Gbarquoita’s negotiation with the unidentified company violates the Community Rights Law… that created community forestry. The town is one of six that own the Bondi Mandingo Forest.

A letter from Gbarquoita to artisanal miners who have claims in the Bondi Mandingo Forest

Bondi Mandingo was authorized by the Forestry Development Authority (FDA) in 2018. Covering  37,222 hectares, and has been under contract with Indo Africa Plantation Liberia Limited ever since. However, the Singaporean loggers abandoned the contract.

Gbarquoita is exploiting the contract’s failure with the signing of the MoU—unapologetically.

“We are happy because we have been suffering for long,” said Habakkuk Jallah, the Town Chief of Gbarpquoita. 
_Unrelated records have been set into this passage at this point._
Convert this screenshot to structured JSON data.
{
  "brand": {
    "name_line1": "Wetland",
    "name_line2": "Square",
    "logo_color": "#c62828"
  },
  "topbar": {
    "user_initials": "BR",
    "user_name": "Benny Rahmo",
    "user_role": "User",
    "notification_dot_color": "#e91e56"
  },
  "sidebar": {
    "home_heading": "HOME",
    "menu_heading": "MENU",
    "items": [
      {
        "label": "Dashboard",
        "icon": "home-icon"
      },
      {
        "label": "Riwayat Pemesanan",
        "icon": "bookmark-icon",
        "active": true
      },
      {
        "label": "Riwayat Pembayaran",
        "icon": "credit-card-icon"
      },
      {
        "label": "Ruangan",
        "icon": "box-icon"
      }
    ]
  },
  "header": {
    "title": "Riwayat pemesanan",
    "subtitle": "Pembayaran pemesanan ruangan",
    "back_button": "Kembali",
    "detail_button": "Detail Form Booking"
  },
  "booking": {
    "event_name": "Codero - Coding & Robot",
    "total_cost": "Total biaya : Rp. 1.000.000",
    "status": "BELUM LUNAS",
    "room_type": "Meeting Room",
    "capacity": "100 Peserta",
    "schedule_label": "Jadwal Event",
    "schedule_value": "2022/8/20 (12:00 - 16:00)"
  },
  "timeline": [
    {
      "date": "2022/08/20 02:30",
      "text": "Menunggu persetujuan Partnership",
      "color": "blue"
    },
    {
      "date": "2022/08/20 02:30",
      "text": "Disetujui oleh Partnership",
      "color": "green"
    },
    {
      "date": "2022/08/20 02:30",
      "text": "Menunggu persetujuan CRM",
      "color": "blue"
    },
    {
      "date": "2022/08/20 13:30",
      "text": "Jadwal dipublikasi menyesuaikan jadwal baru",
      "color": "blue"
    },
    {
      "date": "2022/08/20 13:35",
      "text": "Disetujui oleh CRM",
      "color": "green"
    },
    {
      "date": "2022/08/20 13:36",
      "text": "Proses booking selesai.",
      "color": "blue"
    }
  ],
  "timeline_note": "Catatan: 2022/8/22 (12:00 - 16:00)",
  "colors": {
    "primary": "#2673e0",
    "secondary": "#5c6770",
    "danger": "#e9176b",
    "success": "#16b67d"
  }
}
“Since the government of Liberia built a clinic for us over five to six years ago, there have not been medicines at the clinic. The company is now going to put medicine there…,” Jallah added. He said the MoU with the miners mandates them to provide hand pumps and 150 solar lights. Efforts to get the MoU did not materialize.

But the Community Rights Law does not give the Gbarquoita the right to unilaterally negotiate a contract. That power solely lies in the hands of Bondi Mandingo’s community forest management body (CFMB).   

L-R: Mark Dennis, the chief officer of the Bondi Mandingo Forest, and Habakkuk Jallah, the Town Chief of Gbarquoita. The DayLight/Esau J. Farr

Mark Dennis, the chief officer of the CFMB, told The DayLight the company prevented them from entering the forest.

“We made our way through there to see the level of destruction that was done,” Dennis said of the February incident. “When we got there, they chased us [out] with their machine.”

Not long after his ordeal, the leadership of the Bondi Mandingo sued the illegal miners. The lawsuit alleges the miners threatened to “teach” Dennis and co “a lesson,” calling them “stupid” and “foolish.”

Charges the miners face include criminal trespass, criminal mischief and disorderly conduct, filings of the Bopolu City Magisterial Court show.

The lawsuit requests US$500,000 for alleged damages to forest resources. It cites one Isaac and another man only identified as Sao and all of the company’s operators as defendants.

The men were arrested but released on bail, according to court records.

The case commences on Wednesday.

The United States Embassy in Monrovia funded this story. The DayLight maintained editorial independence over the story’s content.